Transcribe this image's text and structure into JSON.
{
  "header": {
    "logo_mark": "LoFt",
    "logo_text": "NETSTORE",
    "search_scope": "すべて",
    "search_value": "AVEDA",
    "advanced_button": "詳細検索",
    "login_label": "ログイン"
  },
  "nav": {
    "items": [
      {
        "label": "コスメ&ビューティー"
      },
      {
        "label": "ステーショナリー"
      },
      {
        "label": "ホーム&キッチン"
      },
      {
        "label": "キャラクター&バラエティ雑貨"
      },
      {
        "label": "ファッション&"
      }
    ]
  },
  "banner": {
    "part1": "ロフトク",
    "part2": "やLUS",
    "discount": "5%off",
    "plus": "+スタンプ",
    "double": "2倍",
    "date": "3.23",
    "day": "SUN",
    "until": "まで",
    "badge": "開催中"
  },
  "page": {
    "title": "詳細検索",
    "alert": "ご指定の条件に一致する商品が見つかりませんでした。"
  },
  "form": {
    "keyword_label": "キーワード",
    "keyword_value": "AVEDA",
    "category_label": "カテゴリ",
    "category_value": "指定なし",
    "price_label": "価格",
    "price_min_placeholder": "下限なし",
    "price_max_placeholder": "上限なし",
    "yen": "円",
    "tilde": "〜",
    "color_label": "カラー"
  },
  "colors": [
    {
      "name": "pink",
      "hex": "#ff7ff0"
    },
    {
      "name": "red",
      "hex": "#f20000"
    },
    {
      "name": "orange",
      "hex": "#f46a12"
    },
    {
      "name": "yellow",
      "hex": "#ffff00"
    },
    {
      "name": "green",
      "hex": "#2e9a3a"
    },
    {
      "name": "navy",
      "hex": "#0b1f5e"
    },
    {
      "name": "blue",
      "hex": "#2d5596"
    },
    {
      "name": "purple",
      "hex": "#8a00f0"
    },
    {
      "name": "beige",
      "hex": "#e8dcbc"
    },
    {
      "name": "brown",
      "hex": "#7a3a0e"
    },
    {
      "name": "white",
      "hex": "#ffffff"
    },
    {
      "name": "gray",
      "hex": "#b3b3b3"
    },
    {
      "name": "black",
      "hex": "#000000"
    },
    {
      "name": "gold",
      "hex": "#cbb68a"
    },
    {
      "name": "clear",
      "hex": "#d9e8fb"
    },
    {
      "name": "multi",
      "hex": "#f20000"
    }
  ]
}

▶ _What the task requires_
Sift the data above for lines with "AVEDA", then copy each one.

▶ _Expected output_
    "search_value": "AVEDA",
    "keyword_value": "AVEDA",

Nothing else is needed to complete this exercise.